Bierbaum, Todd J., Bush, Guy L.
Entomologia experimentalis et applicata 1990 v.55 no.2 pp. 105-118
Malus domestica, Malus pumila, Pyrus, Rhagoletis mendax, Rhagoletis pomonella, Vaccinium corymbosum, adulthood, apples, blueberries, fruit flies, fruits, gene flow, genetic variation, host plants, hybrids, interspecific hybridization, oviposition, parasitoids, phytophagous insects, progeny, pupae, rearing, reproductive isolation, sibling species, viability
Prior theoretical studies have analyzed host-associated factors restricting gene flow between phytophagous insect species, and simulated evolutionary changes in components of fitness contributing to the adaptation of species to distinct host plants. However, there is relatively little empirical information on these topics. In this paper we report data on two host-associated sibling species of tephritid fruit flies, Rhagoletis mendax (Curran) and R. pomonella (Walsh) which infest ericaceous and rosaceous host plants, respectively. To test the hypothesis that these species have evolved viability differences on alternate hosts which can contribute to the restriction of gene flow between them, we measured the larval-to-adult viability of R. mendax, R. pomonella and F₁ interspecific hybrid progeny reared on naturally-growing, highbush blueberry (Vaccinium corymbosum L.) and apple (Malus pumila Miller = Pyrus malus L.) plants in the field. Our results indicate that genetic changes associated with the adaptation of these species to distinct host plants could also cause reduced fitness of interspecific hybrids, and thereby restrict interspecific gene flow.

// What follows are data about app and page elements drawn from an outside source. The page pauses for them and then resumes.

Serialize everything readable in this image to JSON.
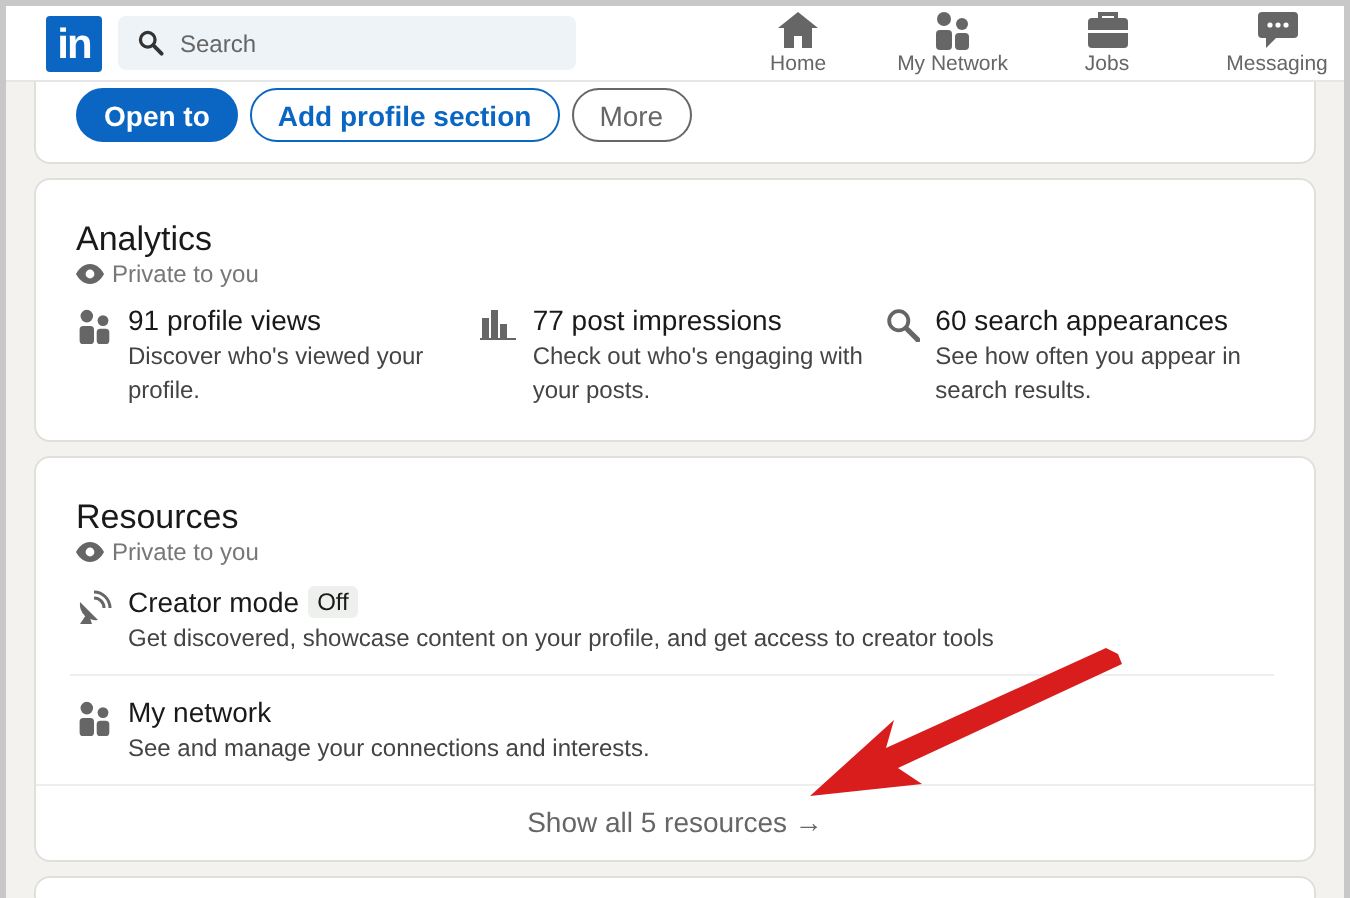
{
  "header": {
    "logo": "in",
    "search": {
      "placeholder": "Search"
    },
    "nav": [
      {
        "kind": "home",
        "label": "Home"
      },
      {
        "kind": "network",
        "label": "My Network"
      },
      {
        "kind": "jobs",
        "label": "Jobs"
      },
      {
        "kind": "messaging",
        "label": "Messaging"
      }
    ]
  },
  "profile_actions": [
    {
      "kind": "primary",
      "label": "Open to"
    },
    {
      "kind": "outline",
      "label": "Add profile section"
    },
    {
      "kind": "secondary",
      "label": "More"
    }
  ],
  "analytics": {
    "title": "Analytics",
    "privacy": "Private to you",
    "items": [
      {
        "kind": "people",
        "title": "91 profile views",
        "description": "Discover who's viewed your profile."
      },
      {
        "kind": "chart",
        "title": "77 post impressions",
        "description": "Check out who's engaging with your posts."
      },
      {
        "kind": "search",
        "title": "60 search appearances",
        "description": "See how often you appear in search results."
      }
    ]
  },
  "resources": {
    "title": "Resources",
    "privacy": "Private to you",
    "items": [
      {
        "kind": "creator",
        "title": "Creator mode",
        "badge": "Off",
        "description": "Get discovered, showcase content on your profile, and get access to creator tools"
      },
      {
        "kind": "people",
        "title": "My network",
        "description": "See and manage your connections and interests."
      }
    ],
    "footer_link": "Show all 5 resources",
    "footer_arrow": "→"
  }
}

Fewer interspecific hybrids survived to adulthood than either R. pomonella progeny reared in apples or R. mendax progeny reared in blueberries. These differences in the viability of progeny from hybrid versus conspecific crosses can substantially restrict gene flow between R. mendax and R. pomonella flies, and may be an important factor influencing their reproductive isolation. Genetic differences among hybrid and conspecific crosses were also detected for the lengths, widths and weights of pupae reared from blueberries and apples. In a second experiment, the ovipositional preferences of R. mendax and R. pomonella flies were recorded on host plants inside a field cage. R. mendax flies had a strong ovipositional preference for blueberries over apples, whereas R. pomonella flies readily oviposited in both host fruits. Other studies have determined that R. pomonella flies also oviposit in the fruits of several other plants which are not hosts under field conditions; this behavior can promote host shifts to new plants by flies with suitable plant-finding and viability traits. Our results support the theoretical assumption that divergence in host-acceptance behaviors and viabilities on host plants are key aspects of evolutionary differentiation among closely-related taxa of phytophagous parasitic insects. We discuss our results in the context of other traits that can restrict gene flow between R. mendax and R. pomonella, and in relation to the findings of other studies on the evolution of host plant use.